Protection and Promotion of Child Rights are at the heart of the People’s Advocate institution

People’s Advocate in Albania for Child Rights

Anila Mirija
nejla
UNICEF/ALBANIA/2021
15 February 2021

As in many countries, UNICEF in Albania has been one of the main advocates for the establishment of a dedicated section on child rights and protection within the People’s Advocate institutions. As a result, in 2014 Albanian legislation provided for the establishment of this section. Today we are discussing with Ms. Nejla Peka, the first Commissioner for the Protection and Promotion of Child Rights at the People’s Advocate institution. Appointed by the Parliament of Albania on March 15, 2018, the Commissioner is a lawyer with over 24 years of experience in the areas of administrative law, constitutional law and human rights. Ms. Peka possesses the academic title of Associated Professor and the Doctor of Legal Sciences degree.   

  1. What does the Section on the Promotion and Protection of Child Rights (SPPCR) represent and why is it necessary?

The SPPCR represents an important unit for the protection and promotion of child rights within the Ombudsperson’s office. Its establishment by law and its activation is a meaningful indicator of guarantees put in place for the fulfilment of child rights in Albania.   

  1. How does the Section support children and what is the level of children and parents’ awareness?

The focus of SPPCR activity intertwines two main functions: the protection and the promotion of child rights. In performing its administrative functions, this Section has prioritized a child-friendly approach that maximises the accessibility by children; utilization of a simple and easy-to-grasp language; and provision of assurances to children and their families that this approach is true and genuine. To this end, we have rolled out a website for the Section, where we describe in simple terms who we are, what we do, what are our responsibilities and how can children approach us to file a complaint, present a request or simply share their thoughts. In addition, we have made use of diverse means of communication, such as: disseminating leaflets; have made a smartphone application available; and have set up a Facebook page to increase visibility of the Section’s work. These have served as a good communication bridge between us and the children as well as their parents, have provided opportunities for them to interact with us face to face or through other channels.    
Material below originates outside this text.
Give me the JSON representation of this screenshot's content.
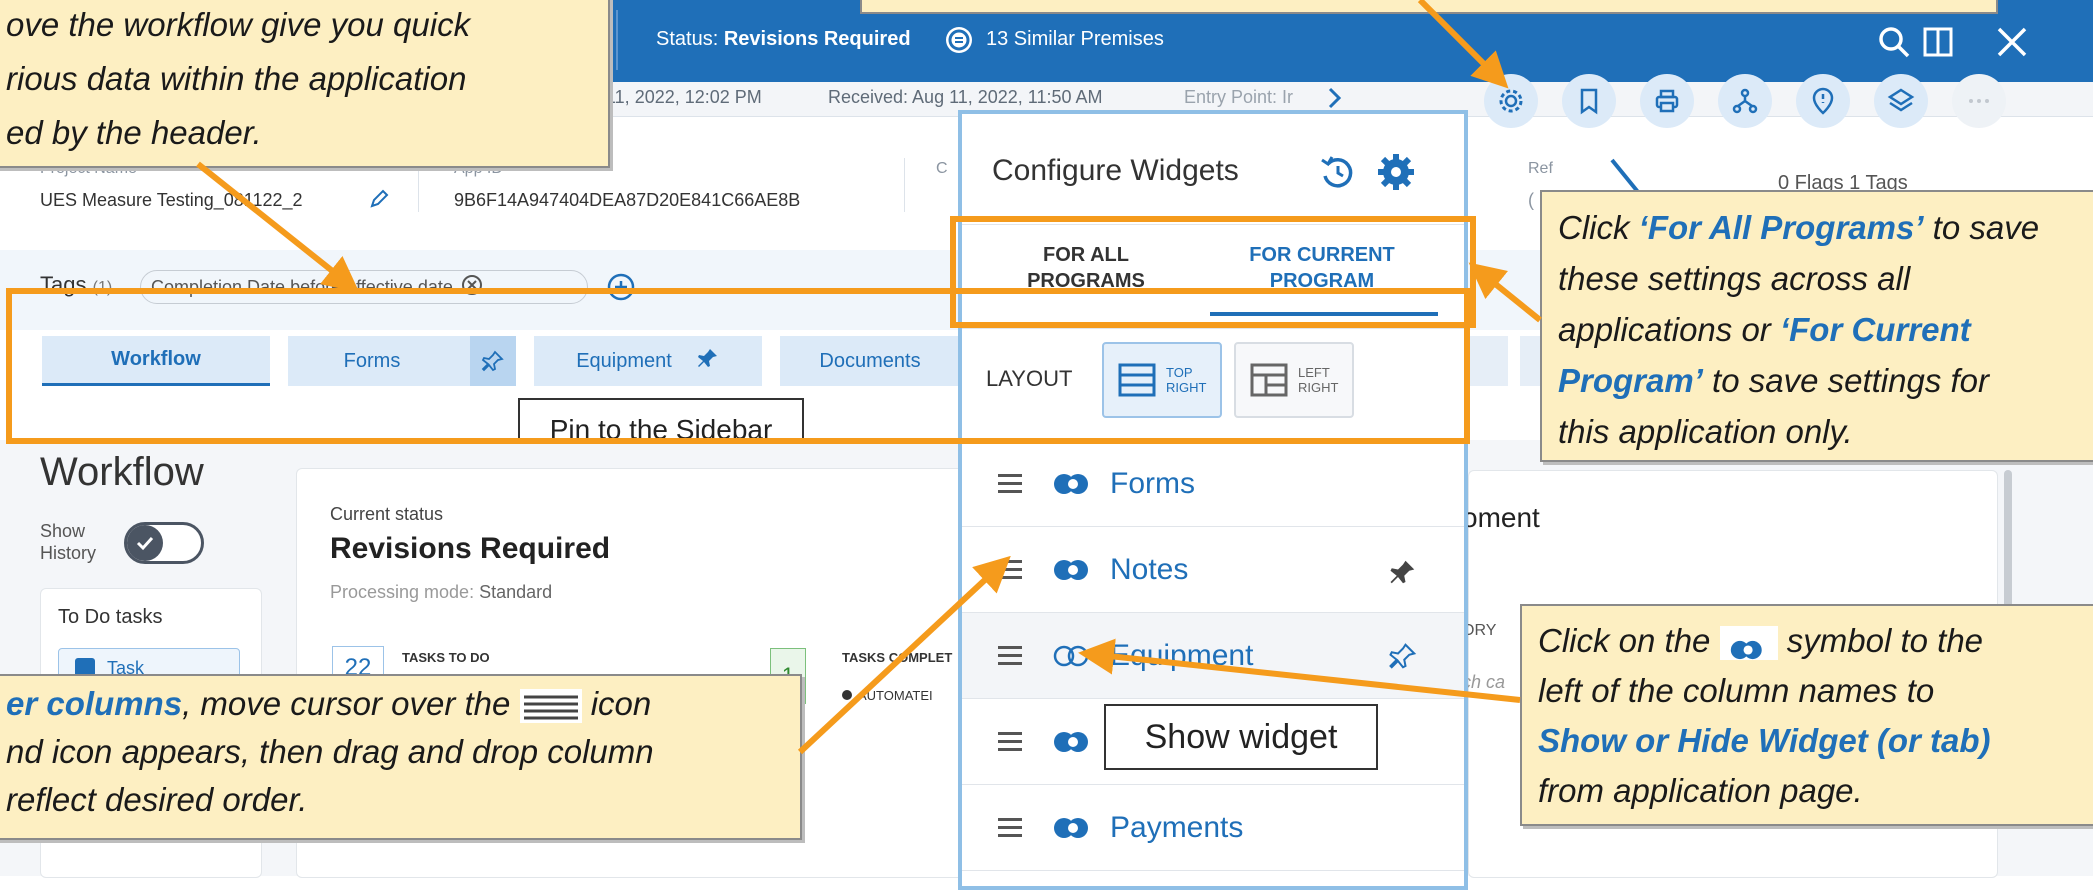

  1. What is the share of child rights violations in the cases handled by the People’s Advocate over the years? How can this number increase? Do you receive complaints by children directly?

Increasing our proactiveness in protecting and promoting the rights of the child is the keynote of People’s Advocate and particularly of our Section’s work. Our Section has handled close to 200 child rights violation cases in 2020. Certainly, thanks to the effective collaboration with and the administrative, technical and financial assistance of international organisations, such as UNICEF or Save the Children, but also by making the most of every opportunity, we are seeking to identify the right mechanisms for increasing the number of complaints filed by children themselves. Indeed, compared to 2019 when we handled 10 cases presented by children, in 2020 children filed 15 complaints with the People’s Advocate.

  1. Albania reports every five years to the Committee on the Rights of the Child. What were the recommendations of this Committee or other treaty bodies to Albania as a State Party to ensure that People’s Advocate and particularly the Children’s Section has the adequate human, financial and technical resources to properly perform its functions?

The CRC Committee as well as other international bodies have pointed out and continue to underline the need for ensuring the institutional, financial and administrative independence of the People’s Advocate and that of the Section. Therefore, guarantees of a dedicated budget and strengthening of the institutional capacities are viewed as key preconditions for the fulfilment of the constitutional and legal mandate of the Ombudsperson in any democratic society, as a guardian of the human rights and fundamental freedoms of every individual.  

  1. What opportunities do you offer to children living in remote locations or those who face communication challenges to present complaints for violations of their rights and to obtain remedies provided by your Section?

For all those who are unable to access the People’s Advocate or the SPPCR, we constantly try to disseminate information through open days activities and meetings in schools.  

  1. How do you find the collaboration with UNICEF as the lead organisation for child rights? What are your joint plans for re-imagining a better Albania for all children?

Our cooperation with UNICEF is quite optimal and I would not hesitate to say that it served not only in terms of establishing a network for information and experience exchange, but also in terms of a very efficient technical, administrative and financial assistance.